▸ Task to carry out
Reproduce the listing below verbatim.

--- START ---

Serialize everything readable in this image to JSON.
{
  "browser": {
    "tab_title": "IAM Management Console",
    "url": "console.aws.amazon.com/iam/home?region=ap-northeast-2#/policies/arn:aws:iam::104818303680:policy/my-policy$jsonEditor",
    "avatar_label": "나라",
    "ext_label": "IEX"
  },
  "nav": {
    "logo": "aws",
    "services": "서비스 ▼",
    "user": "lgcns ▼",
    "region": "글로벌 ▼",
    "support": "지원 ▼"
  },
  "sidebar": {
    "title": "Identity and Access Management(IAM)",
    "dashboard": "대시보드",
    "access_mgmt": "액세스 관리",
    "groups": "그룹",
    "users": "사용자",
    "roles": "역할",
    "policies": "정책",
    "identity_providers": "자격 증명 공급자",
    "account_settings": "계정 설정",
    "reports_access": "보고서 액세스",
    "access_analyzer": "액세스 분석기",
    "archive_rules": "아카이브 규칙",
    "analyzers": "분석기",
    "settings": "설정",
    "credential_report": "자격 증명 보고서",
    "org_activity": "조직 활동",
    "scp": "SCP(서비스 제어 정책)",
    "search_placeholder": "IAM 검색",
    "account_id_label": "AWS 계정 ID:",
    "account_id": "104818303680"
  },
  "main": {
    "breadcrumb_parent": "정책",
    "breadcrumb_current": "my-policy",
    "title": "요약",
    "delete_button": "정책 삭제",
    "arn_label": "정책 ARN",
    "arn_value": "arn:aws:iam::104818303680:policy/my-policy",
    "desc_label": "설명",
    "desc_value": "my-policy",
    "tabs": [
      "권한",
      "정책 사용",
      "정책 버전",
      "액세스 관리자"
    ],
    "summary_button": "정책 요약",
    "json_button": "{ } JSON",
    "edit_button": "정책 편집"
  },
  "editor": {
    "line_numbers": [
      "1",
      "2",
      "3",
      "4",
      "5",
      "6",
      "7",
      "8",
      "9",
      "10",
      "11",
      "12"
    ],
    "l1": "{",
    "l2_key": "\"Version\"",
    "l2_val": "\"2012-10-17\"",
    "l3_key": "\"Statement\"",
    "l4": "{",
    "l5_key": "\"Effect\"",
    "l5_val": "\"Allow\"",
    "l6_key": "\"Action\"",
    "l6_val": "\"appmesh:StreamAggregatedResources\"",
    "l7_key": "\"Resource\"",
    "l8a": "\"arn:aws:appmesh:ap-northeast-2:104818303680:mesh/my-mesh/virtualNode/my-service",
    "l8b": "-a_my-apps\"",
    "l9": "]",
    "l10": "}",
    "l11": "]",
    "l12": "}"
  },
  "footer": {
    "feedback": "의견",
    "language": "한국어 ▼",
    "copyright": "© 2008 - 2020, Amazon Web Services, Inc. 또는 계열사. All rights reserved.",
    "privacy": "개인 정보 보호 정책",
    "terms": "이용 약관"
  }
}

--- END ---

▸ Response to this task
Serialize everything readable in this image to JSON.
{
  "browser": {
    "tab_title": "IAM Management Console",
    "url": "console.aws.amazon.com/iam/home?region=ap-northeast-2#/policies/arn:aws:iam::104818303680:policy/my-policy$jsonEditor",
    "avatar_label": "나라",
    "ext_label": "IEX"
  },
  "nav": {
    "logo": "aws",
    "services": "서비스 ▼",
    "user": "lgcns ▼",
    "region": "글로벌 ▼",
    "support": "지원 ▼"
  },
  "sidebar": {
    "title": "Identity and Access Management(IAM)",
    "dashboard": "대시보드",
    "access_mgmt": "액세스 관리",
    "groups": "그룹",
    "users": "사용자",
    "roles": "역할",
    "policies": "정책",
    "identity_providers": "자격 증명 공급자",
    "account_settings": "계정 설정",
    "reports_access": "보고서 액세스",
    "access_analyzer": "액세스 분석기",
    "archive_rules": "아카이브 규칙",
    "analyzers": "분석기",
    "settings": "설정",
    "credential_report": "자격 증명 보고서",
    "org_activity": "조직 활동",
    "scp": "SCP(서비스 제어 정책)",
    "search_placeholder": "IAM 검색",
    "account_id_label": "AWS 계정 ID:",
    "account_id": "104818303680"
  },
  "main": {
    "breadcrumb_parent": "정책",
    "breadcrumb_current": "my-policy",
    "title": "요약",
    "delete_button": "정책 삭제",
    "arn_label": "정책 ARN",
    "arn_value": "arn:aws:iam::104818303680:policy/my-policy",
    "desc_label": "설명",
    "desc_value": "my-policy",
    "tabs": [
      "권한",
      "정책 사용",
      "정책 버전",
      "액세스 관리자"
    ],
    "summary_button": "정책 요약",
    "json_button": "{ } JSON",
    "edit_button": "정책 편집"
  },
  "editor": {
    "line_numbers": [
      "1",
      "2",
      "3",
      "4",
      "5",
      "6",
      "7",
      "8",
      "9",
      "10",
      "11",
      "12"
    ],
    "l1": "{",
    "l2_key": "\"Version\"",
    "l2_val": "\"2012-10-17\"",
    "l3_key": "\"Statement\"",
    "l4": "{",
    "l5_key": "\"Effect\"",
    "l5_val": "\"Allow\"",
    "l6_key": "\"Action\"",
    "l6_val": "\"appmesh:StreamAggregatedResources\"",
    "l7_key": "\"Resource\"",
    "l8a": "\"arn:aws:appmesh:ap-northeast-2:104818303680:mesh/my-mesh/virtualNode/my-service",
    "l8b": "-a_my-apps\"",
    "l9": "]",
    "l10": "}",
    "l11": "]",
    "l12": "}"
  },
  "footer": {
    "feedback": "의견",
    "language": "한국어 ▼",
    "copyright": "© 2008 - 2020, Amazon Web Services, Inc. 또는 계열사. All rights reserved.",
    "privacy": "개인 정보 보호 정책",
    "terms": "이용 약관"
  }
}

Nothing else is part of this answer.